* _TASK DESCRIPTION_: Count the lines below that hold the string "JSON". Give only that number.

(EXCERPTED DATA begins)

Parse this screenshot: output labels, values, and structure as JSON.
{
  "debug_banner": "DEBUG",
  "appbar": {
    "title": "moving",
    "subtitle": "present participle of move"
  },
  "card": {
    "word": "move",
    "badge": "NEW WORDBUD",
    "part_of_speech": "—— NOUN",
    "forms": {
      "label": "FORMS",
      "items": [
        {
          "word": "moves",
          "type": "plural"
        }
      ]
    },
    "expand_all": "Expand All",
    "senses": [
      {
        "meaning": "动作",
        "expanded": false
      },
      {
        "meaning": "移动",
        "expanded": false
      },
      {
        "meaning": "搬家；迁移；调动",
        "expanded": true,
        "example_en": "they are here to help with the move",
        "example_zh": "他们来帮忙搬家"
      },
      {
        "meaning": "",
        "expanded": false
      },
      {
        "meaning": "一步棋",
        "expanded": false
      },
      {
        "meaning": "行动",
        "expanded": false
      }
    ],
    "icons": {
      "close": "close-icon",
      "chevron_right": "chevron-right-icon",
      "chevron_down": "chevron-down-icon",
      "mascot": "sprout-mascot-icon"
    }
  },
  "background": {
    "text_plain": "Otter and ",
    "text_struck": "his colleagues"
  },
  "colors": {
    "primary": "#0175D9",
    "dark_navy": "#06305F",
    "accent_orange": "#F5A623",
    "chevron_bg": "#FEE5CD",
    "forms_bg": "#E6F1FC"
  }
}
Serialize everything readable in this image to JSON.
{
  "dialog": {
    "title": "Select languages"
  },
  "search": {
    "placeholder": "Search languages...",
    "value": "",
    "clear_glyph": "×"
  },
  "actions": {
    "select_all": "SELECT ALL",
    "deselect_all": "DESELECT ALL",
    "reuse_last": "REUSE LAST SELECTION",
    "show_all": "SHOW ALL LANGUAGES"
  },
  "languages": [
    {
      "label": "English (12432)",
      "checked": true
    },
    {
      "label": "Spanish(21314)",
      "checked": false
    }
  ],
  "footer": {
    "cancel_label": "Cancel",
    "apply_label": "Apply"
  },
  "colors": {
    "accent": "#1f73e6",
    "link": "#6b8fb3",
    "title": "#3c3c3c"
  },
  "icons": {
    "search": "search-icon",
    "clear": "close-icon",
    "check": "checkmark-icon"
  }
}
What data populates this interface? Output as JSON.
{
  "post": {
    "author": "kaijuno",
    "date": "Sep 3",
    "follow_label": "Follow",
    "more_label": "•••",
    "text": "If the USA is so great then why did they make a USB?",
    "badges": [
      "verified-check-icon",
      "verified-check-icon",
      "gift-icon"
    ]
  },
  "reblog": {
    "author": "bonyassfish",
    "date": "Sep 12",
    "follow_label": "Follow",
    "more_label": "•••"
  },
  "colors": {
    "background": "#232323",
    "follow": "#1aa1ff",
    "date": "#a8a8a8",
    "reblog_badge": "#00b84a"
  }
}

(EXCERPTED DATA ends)

* _REPLY TO THE TASK_: 3